La Tulipe is a unique concrete trunk from which vertical slim branches frame a cube of tinted glass windows. It’s also a medical research center built in 1975-76 and conceived by Jack V. Bertoli.

Its angle-based, furtive geometric construction is such a brilliant architecture that none of the bypassing commuters notice the building. Indeed, its light framework embraces windows that brilliantly reflect its mediocre surroundings. Its typically 1970’s, unequally evanescing, rosy-blue windows reinforce its vivid character and gives me the impetus to declaim a romantic poem to the white rats working in the building. Even the plain metallic structure of the entry shines like the promise of fantastic scientific advances.

May I offer you une Tulip? While UniDufour needs a crown of subtle vegetation to cover its feet, La Tulipe offers a massive concrete base that stands as the wise tree in front of a nascent forest sprouting behind it. “Big is beautiful!”

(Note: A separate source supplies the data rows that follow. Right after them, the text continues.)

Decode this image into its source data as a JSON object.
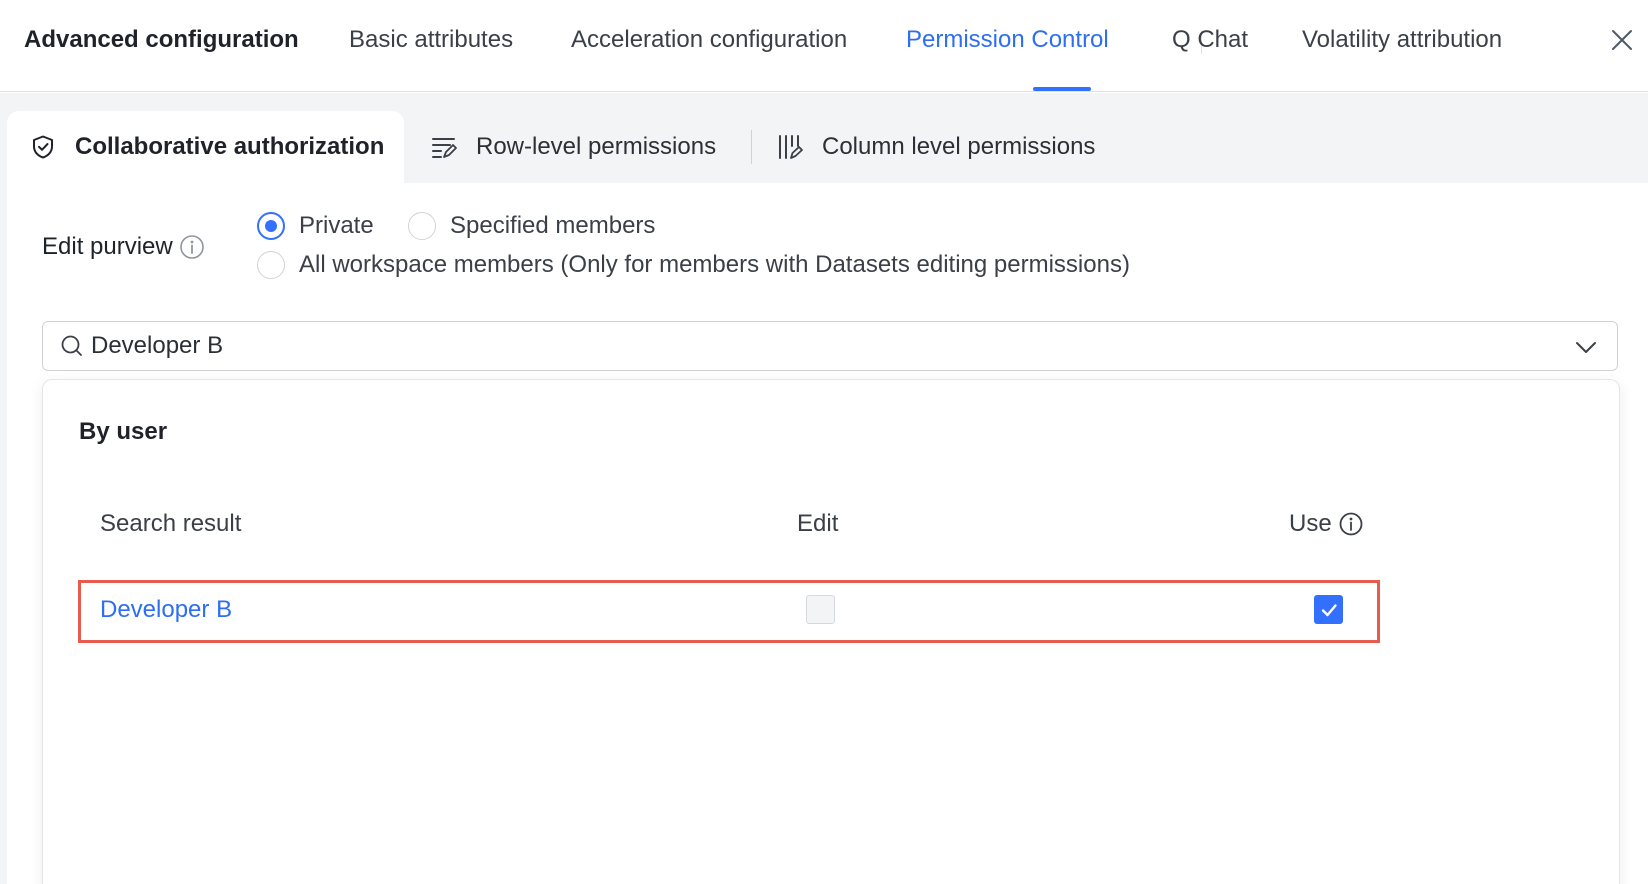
{
  "header": {
    "title": "Advanced configuration",
    "tabs": [
      {
        "label": "Basic attributes",
        "active": false
      },
      {
        "label": "Acceleration configuration",
        "active": false
      },
      {
        "label": "Permission Control",
        "active": true
      },
      {
        "label": "Q Chat",
        "active": false
      },
      {
        "label": "Volatility attribution",
        "active": false
      }
    ],
    "close_icon": "close-icon"
  },
  "subtabs": [
    {
      "label": "Collaborative authorization",
      "icon": "shield-check-icon",
      "active": true
    },
    {
      "label": "Row-level permissions",
      "icon": "row-filter-icon",
      "active": false
    },
    {
      "label": "Column level permissions",
      "icon": "column-filter-icon",
      "active": false
    }
  ],
  "purview": {
    "label": "Edit purview",
    "options": [
      {
        "label": "Private",
        "checked": true
      },
      {
        "label": "Specified members",
        "checked": false
      },
      {
        "label": "All workspace members (Only for members with Datasets editing permissions)",
        "checked": false
      }
    ]
  },
  "search": {
    "value": "Developer B",
    "placeholder": ""
  },
  "dropdown": {
    "section_title": "By user",
    "columns": [
      "Search result",
      "Edit",
      "Use"
    ],
    "rows": [
      {
        "name": "Developer B",
        "edit": false,
        "edit_disabled": true,
        "use": true
      }
    ]
  },
  "colors": {
    "accent": "#3370ff",
    "highlight_border": "#e85c4e",
    "panel_bg": "#f3f4f6"
  }
}
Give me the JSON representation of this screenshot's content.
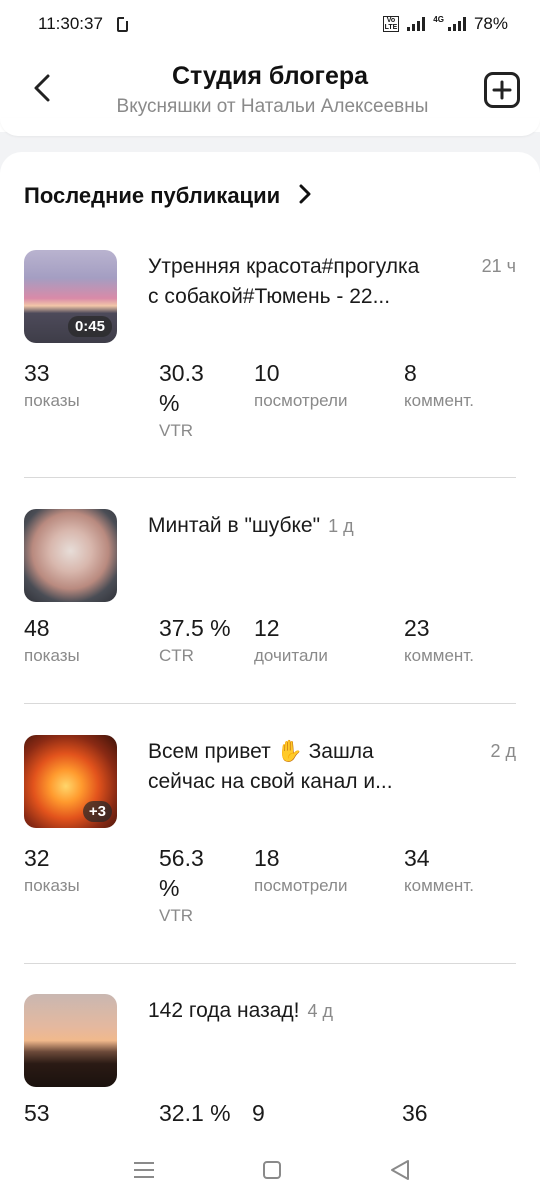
{
  "status_bar": {
    "time": "11:30:37",
    "network_tag": "4G",
    "battery": "78%"
  },
  "header": {
    "title": "Студия блогера",
    "subtitle": "Вкусняшки от Натальи Алексеевны"
  },
  "section": {
    "title": "Последние публикации"
  },
  "posts": [
    {
      "title_line1": "Утренняя красота#прогулка",
      "title_line2": "с собакой#Тюмень - 22...",
      "time": "21 ч",
      "badge": "0:45",
      "stats": [
        {
          "value_line1": "33",
          "value_line2": "",
          "label": "показы"
        },
        {
          "value_line1": "30.3",
          "value_line2": "%",
          "label": "VTR"
        },
        {
          "value_line1": "10",
          "value_line2": "",
          "label": "посмотрели"
        },
        {
          "value_line1": "8",
          "value_line2": "",
          "label": "коммент."
        }
      ]
    },
    {
      "title_line1": "Минтай в \"шубке\"",
      "time": "1 д",
      "stats": [
        {
          "value_line1": "48",
          "label": "показы"
        },
        {
          "value_line1": "37.5 %",
          "label": "CTR"
        },
        {
          "value_line1": "12",
          "label": "дочитали"
        },
        {
          "value_line1": "23",
          "label": "коммент."
        }
      ]
    },
    {
      "title_line1": "Всем привет ✋ Зашла",
      "title_line2": "сейчас на свой канал и...",
      "time": "2 д",
      "badge": "+3",
      "stats": [
        {
          "value_line1": "32",
          "value_line2": "",
          "label": "показы"
        },
        {
          "value_line1": "56.3",
          "value_line2": "%",
          "label": "VTR"
        },
        {
          "value_line1": "18",
          "value_line2": "",
          "label": "посмотрели"
        },
        {
          "value_line1": "34",
          "value_line2": "",
          "label": "коммент."
        }
      ]
    },
    {
      "title_line1": "142 года назад!",
      "time": "4 д",
      "stats": [
        {
          "value_line1": "53"
        },
        {
          "value_line1": "32.1 %"
        },
        {
          "value_line1": "9"
        },
        {
          "value_line1": "36"
        }
      ]
    }
  ],
  "colors": {
    "background": "#f2f3f5",
    "card": "#ffffff",
    "text_primary": "#1a1a1a",
    "text_secondary": "#8a8a8a",
    "divider": "#d9d9d9"
  },
  "icons": [
    "back-arrow-icon",
    "add-square-icon",
    "chevron-right-icon",
    "menu-icon",
    "home-square-icon",
    "back-triangle-icon"
  ]
}
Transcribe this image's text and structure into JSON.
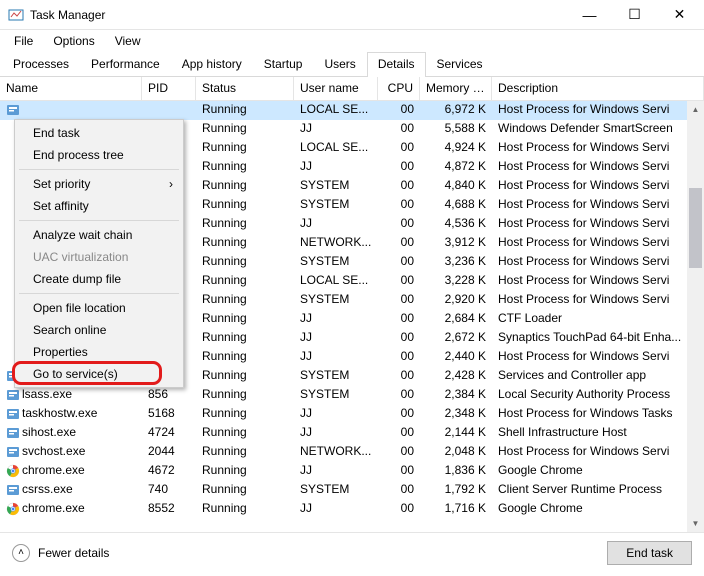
{
  "window": {
    "title": "Task Manager",
    "controls": {
      "min": "—",
      "max": "☐",
      "close": "✕"
    }
  },
  "menu": {
    "items": [
      "File",
      "Options",
      "View"
    ]
  },
  "tabs": {
    "items": [
      "Processes",
      "Performance",
      "App history",
      "Startup",
      "Users",
      "Details",
      "Services"
    ],
    "active": "Details"
  },
  "columns": [
    "Name",
    "PID",
    "Status",
    "User name",
    "CPU",
    "Memory (p...",
    "Description"
  ],
  "rows": [
    {
      "icon": "svc",
      "name": "",
      "pid": "",
      "status": "Running",
      "user": "LOCAL SE...",
      "cpu": "00",
      "mem": "6,972 K",
      "desc": "Host Process for Windows Servi",
      "sel": true
    },
    {
      "icon": "none",
      "name": "",
      "pid": "",
      "status": "Running",
      "user": "JJ",
      "cpu": "00",
      "mem": "5,588 K",
      "desc": "Windows Defender SmartScreen"
    },
    {
      "icon": "none",
      "name": "",
      "pid": "",
      "status": "Running",
      "user": "LOCAL SE...",
      "cpu": "00",
      "mem": "4,924 K",
      "desc": "Host Process for Windows Servi"
    },
    {
      "icon": "none",
      "name": "",
      "pid": "",
      "status": "Running",
      "user": "JJ",
      "cpu": "00",
      "mem": "4,872 K",
      "desc": "Host Process for Windows Servi"
    },
    {
      "icon": "none",
      "name": "",
      "pid": "",
      "status": "Running",
      "user": "SYSTEM",
      "cpu": "00",
      "mem": "4,840 K",
      "desc": "Host Process for Windows Servi"
    },
    {
      "icon": "none",
      "name": "",
      "pid": "",
      "status": "Running",
      "user": "SYSTEM",
      "cpu": "00",
      "mem": "4,688 K",
      "desc": "Host Process for Windows Servi"
    },
    {
      "icon": "none",
      "name": "",
      "pid": "",
      "status": "Running",
      "user": "JJ",
      "cpu": "00",
      "mem": "4,536 K",
      "desc": "Host Process for Windows Servi"
    },
    {
      "icon": "none",
      "name": "",
      "pid": "",
      "status": "Running",
      "user": "NETWORK...",
      "cpu": "00",
      "mem": "3,912 K",
      "desc": "Host Process for Windows Servi"
    },
    {
      "icon": "none",
      "name": "",
      "pid": "",
      "status": "Running",
      "user": "SYSTEM",
      "cpu": "00",
      "mem": "3,236 K",
      "desc": "Host Process for Windows Servi"
    },
    {
      "icon": "none",
      "name": "",
      "pid": "",
      "status": "Running",
      "user": "LOCAL SE...",
      "cpu": "00",
      "mem": "3,228 K",
      "desc": "Host Process for Windows Servi"
    },
    {
      "icon": "none",
      "name": "",
      "pid": "",
      "status": "Running",
      "user": "SYSTEM",
      "cpu": "00",
      "mem": "2,920 K",
      "desc": "Host Process for Windows Servi"
    },
    {
      "icon": "none",
      "name": "",
      "pid": "",
      "status": "Running",
      "user": "JJ",
      "cpu": "00",
      "mem": "2,684 K",
      "desc": "CTF Loader"
    },
    {
      "icon": "none",
      "name": "",
      "pid": "",
      "status": "Running",
      "user": "JJ",
      "cpu": "00",
      "mem": "2,672 K",
      "desc": "Synaptics TouchPad 64-bit Enha..."
    },
    {
      "icon": "none",
      "name": "",
      "pid": "",
      "status": "Running",
      "user": "JJ",
      "cpu": "00",
      "mem": "2,440 K",
      "desc": "Host Process for Windows Servi"
    },
    {
      "icon": "svc",
      "name": "services.exe",
      "pid": "792",
      "status": "Running",
      "user": "SYSTEM",
      "cpu": "00",
      "mem": "2,428 K",
      "desc": "Services and Controller app"
    },
    {
      "icon": "svc",
      "name": "lsass.exe",
      "pid": "856",
      "status": "Running",
      "user": "SYSTEM",
      "cpu": "00",
      "mem": "2,384 K",
      "desc": "Local Security Authority Process"
    },
    {
      "icon": "svc",
      "name": "taskhostw.exe",
      "pid": "5168",
      "status": "Running",
      "user": "JJ",
      "cpu": "00",
      "mem": "2,348 K",
      "desc": "Host Process for Windows Tasks"
    },
    {
      "icon": "svc",
      "name": "sihost.exe",
      "pid": "4724",
      "status": "Running",
      "user": "JJ",
      "cpu": "00",
      "mem": "2,144 K",
      "desc": "Shell Infrastructure Host"
    },
    {
      "icon": "svc",
      "name": "svchost.exe",
      "pid": "2044",
      "status": "Running",
      "user": "NETWORK...",
      "cpu": "00",
      "mem": "2,048 K",
      "desc": "Host Process for Windows Servi"
    },
    {
      "icon": "chrome",
      "name": "chrome.exe",
      "pid": "4672",
      "status": "Running",
      "user": "JJ",
      "cpu": "00",
      "mem": "1,836 K",
      "desc": "Google Chrome"
    },
    {
      "icon": "svc",
      "name": "csrss.exe",
      "pid": "740",
      "status": "Running",
      "user": "SYSTEM",
      "cpu": "00",
      "mem": "1,792 K",
      "desc": "Client Server Runtime Process"
    },
    {
      "icon": "chrome",
      "name": "chrome.exe",
      "pid": "8552",
      "status": "Running",
      "user": "JJ",
      "cpu": "00",
      "mem": "1,716 K",
      "desc": "Google Chrome"
    }
  ],
  "context_menu": {
    "items": [
      {
        "label": "End task"
      },
      {
        "label": "End process tree"
      },
      {
        "sep": true
      },
      {
        "label": "Set priority",
        "sub": true
      },
      {
        "label": "Set affinity"
      },
      {
        "sep": true
      },
      {
        "label": "Analyze wait chain"
      },
      {
        "label": "UAC virtualization",
        "disabled": true
      },
      {
        "label": "Create dump file"
      },
      {
        "sep": true
      },
      {
        "label": "Open file location"
      },
      {
        "label": "Search online"
      },
      {
        "label": "Properties"
      },
      {
        "label": "Go to service(s)",
        "hl": true
      }
    ]
  },
  "footer": {
    "fewer": "Fewer details",
    "end_task": "End task"
  },
  "icons": {
    "svc_color": "#3b78e7",
    "chrome_colors": [
      "#ea4335",
      "#fbbc05",
      "#34a853",
      "#4285f4"
    ]
  }
}
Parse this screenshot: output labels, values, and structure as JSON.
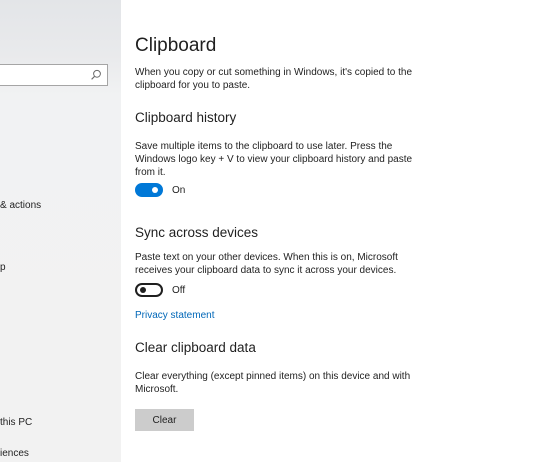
{
  "sidebar": {
    "search": {
      "placeholder": ""
    },
    "items": [
      {
        "label": "& actions"
      },
      {
        "label": "p"
      },
      {
        "label": "this PC"
      },
      {
        "label": "iences"
      }
    ]
  },
  "main": {
    "title": "Clipboard",
    "intro": "When you copy or cut something in Windows, it's copied to the clipboard for you to paste.",
    "history": {
      "title": "Clipboard history",
      "description": "Save multiple items to the clipboard to use later. Press the Windows logo key + V to view your clipboard history and paste from it.",
      "toggle_state": "On"
    },
    "sync": {
      "title": "Sync across devices",
      "description": "Paste text on your other devices. When this is on, Microsoft receives your clipboard data to sync it across your devices.",
      "toggle_state": "Off"
    },
    "privacy_link": "Privacy statement",
    "clear": {
      "title": "Clear clipboard data",
      "description": "Clear everything (except pinned items) on this device and with Microsoft.",
      "button_label": "Clear"
    }
  },
  "colors": {
    "accent": "#0078d7",
    "link": "#0067b8",
    "sidebar_bg": "#f2f2f2",
    "button_bg": "#cccccc"
  },
  "icons": {
    "search": "search-icon"
  }
}
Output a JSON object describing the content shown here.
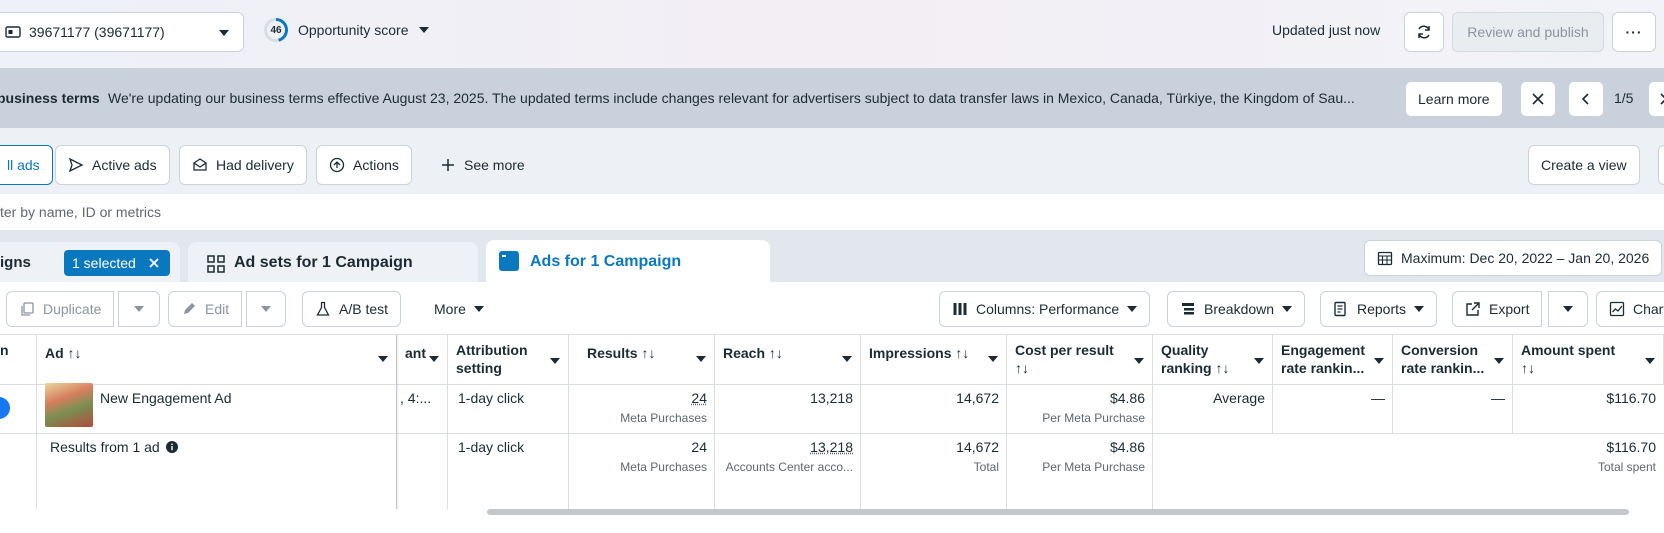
{
  "header": {
    "account": "39671177 (39671177)",
    "score": "46",
    "score_label": "Opportunity score",
    "updated": "Updated just now",
    "review_publish": "Review and publish",
    "more": "···"
  },
  "notice": {
    "title": "business terms",
    "text": "We're updating our business terms effective August 23, 2025. The updated terms include changes relevant for advertisers subject to data transfer laws in Mexico, Canada, Türkiye, the Kingdom of Sau...",
    "learn_more": "Learn more",
    "pager": "1/5"
  },
  "filters": {
    "all_ads": "ll ads",
    "active_ads": "Active ads",
    "had_delivery": "Had delivery",
    "actions": "Actions",
    "see_more": "See more",
    "create_view": "Create a view"
  },
  "search": {
    "placeholder": "ter by name, ID or metrics"
  },
  "tabs": {
    "campaigns": "igns",
    "selected_chip": "1 selected",
    "ad_sets": "Ad sets for 1 Campaign",
    "ads": "Ads for 1 Campaign"
  },
  "date_range": "Maximum: Dec 20, 2022 – Jan 20, 2026",
  "toolbar": {
    "duplicate": "Duplicate",
    "edit": "Edit",
    "ab_test": "A/B test",
    "more": "More",
    "columns": "Columns: Performance",
    "breakdown": "Breakdown",
    "reports": "Reports",
    "export": "Export",
    "charts": "Chart"
  },
  "table": {
    "headers": {
      "col0": "n",
      "ad": "Ad ↑↓",
      "hidden": "ant",
      "attribution": "Attribution setting",
      "results": "Results ↑↓",
      "reach": "Reach ↑↓",
      "impressions": "Impressions ↑↓",
      "cost_per_result": "Cost per result ↑↓",
      "quality": "Quality ranking ↑↓",
      "engagement": "Engagement rate rankin...",
      "conversion": "Conversion rate rankin...",
      "amount_spent": "Amount spent ↑↓"
    },
    "row": {
      "ad_name": "New Engagement Ad",
      "hidden": ", 4:...",
      "attribution": "1-day click",
      "results": "24",
      "results_sub": "Meta Purchases",
      "reach": "13,218",
      "impressions": "14,672",
      "cost": "$4.86",
      "cost_sub": "Per Meta Purchase",
      "quality": "Average",
      "engagement": "—",
      "conversion": "—",
      "amount": "$116.70"
    },
    "summary": {
      "label": "Results from 1 ad",
      "attribution": "1-day click",
      "results": "24",
      "results_sub": "Meta Purchases",
      "reach": "13,218",
      "reach_sub": "Accounts Center acco...",
      "impressions": "14,672",
      "impressions_sub": "Total",
      "cost": "$4.86",
      "cost_sub": "Per Meta Purchase",
      "amount": "$116.70",
      "amount_sub": "Total spent"
    }
  },
  "colors": {
    "accent": "#0a78be",
    "notice_bg": "#c9d2dc",
    "toggle": "#1877f2"
  }
}
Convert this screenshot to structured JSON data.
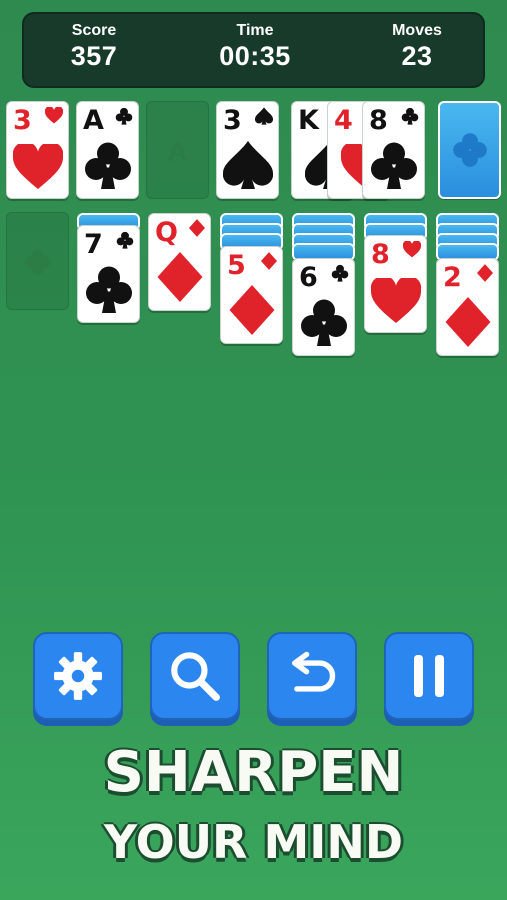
{
  "hud": {
    "score": {
      "label": "Score",
      "value": "357"
    },
    "time": {
      "label": "Time",
      "value": "00:35"
    },
    "moves": {
      "label": "Moves",
      "value": "23"
    }
  },
  "foundations": [
    {
      "rank": "3",
      "suit": "hearts",
      "color": "red"
    },
    {
      "rank": "A",
      "suit": "clubs",
      "color": "black"
    },
    {
      "rank": "",
      "empty_label": "A"
    }
  ],
  "waste": [
    {
      "rank": "3",
      "suit": "spades",
      "color": "black"
    },
    {
      "rank": "K",
      "suit": "spades",
      "color": "black"
    },
    {
      "rank": "4",
      "suit": "hearts",
      "color": "red"
    },
    {
      "rank": "8",
      "suit": "clubs",
      "color": "black"
    }
  ],
  "stock": {
    "icon": "clover-icon"
  },
  "tableau": [
    {
      "hidden": 0,
      "top": null,
      "empty_icon": "clover-icon"
    },
    {
      "hidden": 1,
      "top": {
        "rank": "7",
        "suit": "clubs",
        "color": "black"
      }
    },
    {
      "hidden": 0,
      "top": {
        "rank": "Q",
        "suit": "diamonds",
        "color": "red"
      }
    },
    {
      "hidden": 3,
      "top": {
        "rank": "5",
        "suit": "diamonds",
        "color": "red"
      }
    },
    {
      "hidden": 4,
      "top": {
        "rank": "6",
        "suit": "clubs",
        "color": "black"
      }
    },
    {
      "hidden": 2,
      "top": {
        "rank": "8",
        "suit": "hearts",
        "color": "red"
      }
    },
    {
      "hidden": 4,
      "top": {
        "rank": "2",
        "suit": "diamonds",
        "color": "red"
      }
    }
  ],
  "controls": [
    "settings",
    "hint",
    "undo",
    "pause"
  ],
  "slogan": {
    "line1": "SHARPEN",
    "line2": "YOUR MIND"
  },
  "colors": {
    "felt": "#2f9352",
    "hud": "#173a2a",
    "button": "#2c86f0",
    "red_suit": "#e0222b"
  }
}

Whilst UniDufour longs for legitimacy, La Tulipe softly imposes its architecture to the vicinity.